You have the misfortune to own an unreliable clock. This one loses exactly 8 minutes every hour. It is now showing 4:15pm and you know that is was correct at midnight, when you set it. The clock stopped one hour ago, what is the correct time now?
Answer: 7:45pm: since the clock is losing 8 minutes every hour, for every real hour that has passed, the clock will only show 52 minutes. Since the clock shows 4.15pm, we know that 975 clock minutes have passed. This therefore equals 1125 real minutes and hence 18 hours 45 minutes. The clock stopped 60 minutes ago, therefore the time must now be 19.45pm. QED.
On my local railway track there is a tunnel which is 5 miles long.
A train, which was 440 yards long, entered the tunnel at a speed of 50 miles per hour.
How long did it take for the whole of the train to pass completely through the tunnel?
Hint: There are 1,760 yards in a mile.
Answer: 6 minutes and 18 seconds.
The train has to effectively travel 5.25 miles at 50 mph. Time = Dist ÷ Speed = 5.25 ÷ 50 = 0.105 hours = 6.3 minutes = 6 minutes 18 seconds. QED.
Last week I decided to cycle to my Grandmother's house.
On the first day, I cycled half of the distance.
On day 2, I cycled one half of the remaining distance.
On day 3, I cycled three quarters of the remaining distance.
On day 4, I cycled 10 miles.
On day 5 I cycled two thirds of the remaining distance and on the final day I cycled the remaining 5 miles.
On the final day I cycled the remaining 5 miles
On Day 5 I started with 15 miles (as I cycled two thirds, leaving 5 miles).
On Day 4 I started with 25 miles (as I cycled 10 miles).
On Day 3 I started with 100 miles (as I cycled three quarters, leaving 25 miles).
On Day 2 I started with 200 miles (as I cycled half, leaving 100 miles).

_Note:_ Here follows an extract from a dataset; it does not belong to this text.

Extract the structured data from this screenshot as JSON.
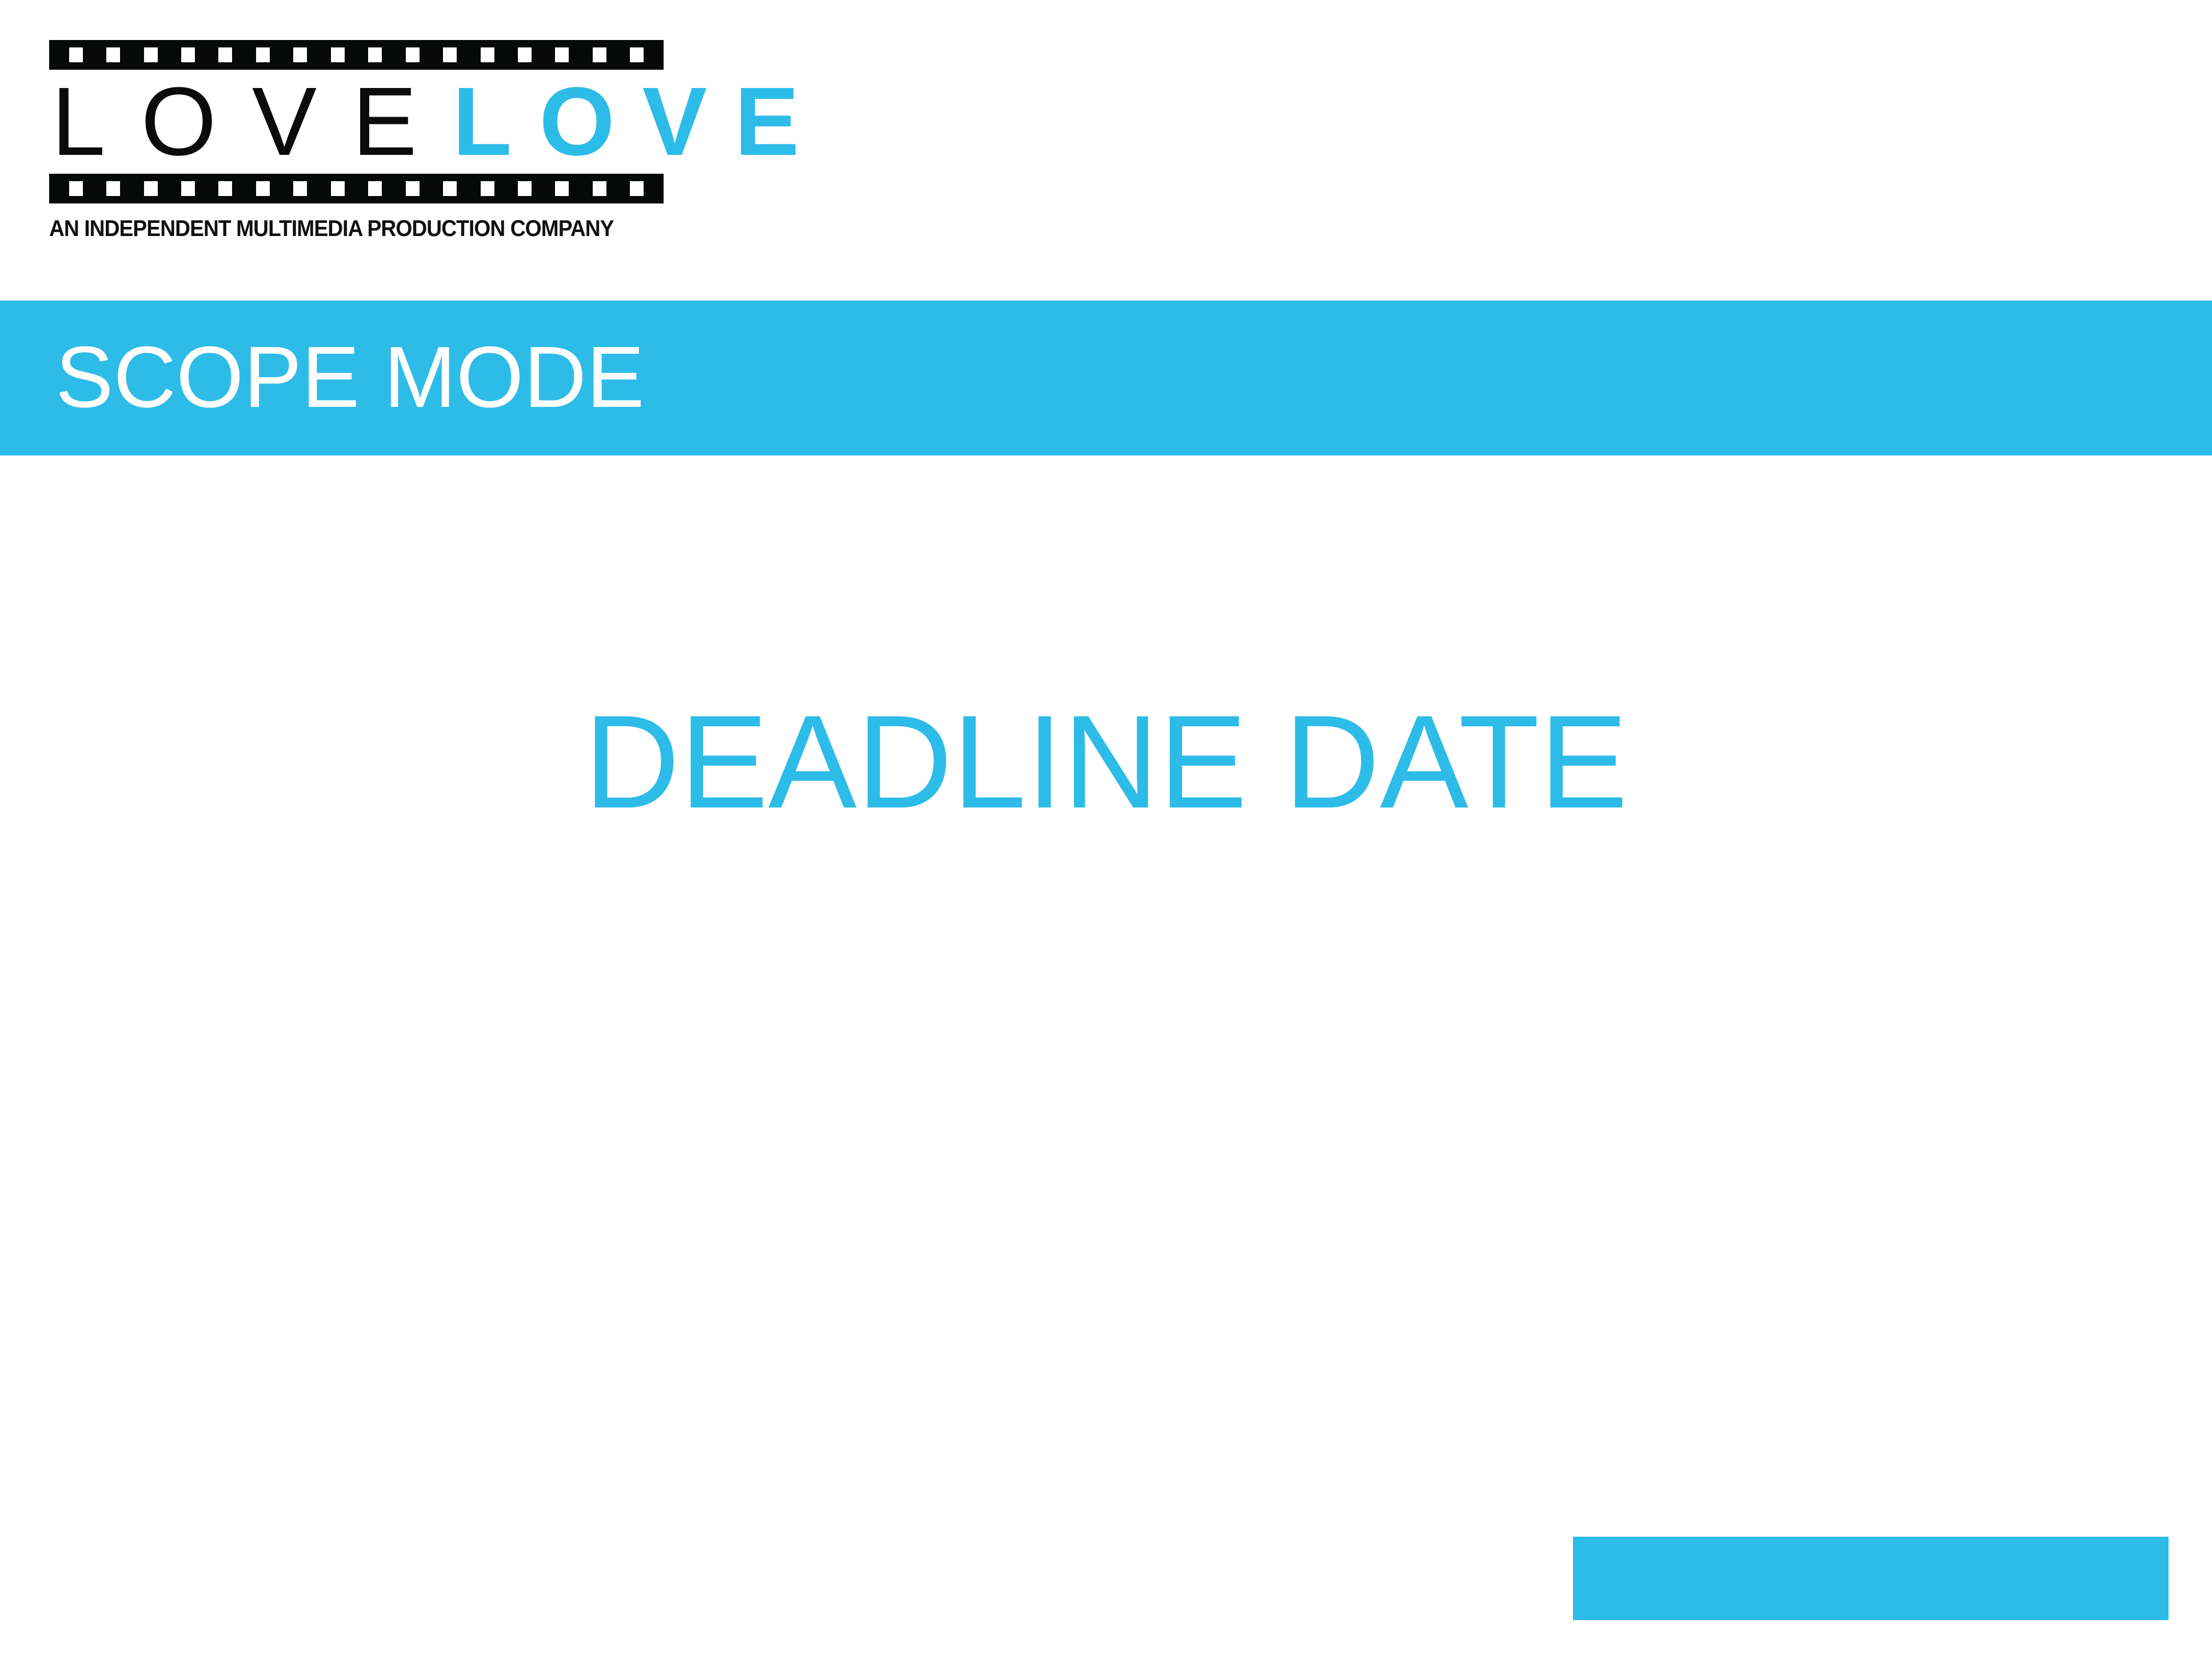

On Day 1 I started with 400 miles (as I cycled half, leaving 200 miles).
Two boxes are labelled "A" and "B".
A sign on box A says "The sign on box B is true and the gold is in box A".
A sign on box B says "The sign on box A is false and the gold is in box A".
Assuming there is gold in one of the boxes, which box contains the gold?
Hint: This is a mind-bending paradox.
Answer: The problem cannot be solved with the information given.
The following argument can be made: If the statement on box A is true, then the statement on box B is true, since that is what the statement on box A says. But the statement on box B states that the statement on box A is false, which contradicts the original assumption. Therefore, the statement on box A must be false. This implies that either the statement on box B is false or that the gold is in box B. If the statement on box B is false, then either the statement on box A is true (which it cannot be) or the gold is in box B. Either way, the gold is in box B.
However, there is a hidden assumption in this argument: namely, that each statement must be either true or false. This assumption leads to paradoxes, for example, consider the statement: "This statement is false." If it is true, it is false; if it is false, it is true. The only way out of the paradox is to deny that the statement is either true or false and label it meaningless instead. Both of the statements on the boxes are therefore meaningless and nothing can be concluded from them. Common sense dictates that this problem cannot be solved with the information given. After all, how can we deduce which box contains the gold simply by reading statements written on the outside of the box? Suppose we deduce that the gold is in box B by whatever line of reasoning we choose. What is to stop us from simply putting the gold in box A, regardless of what we deduced?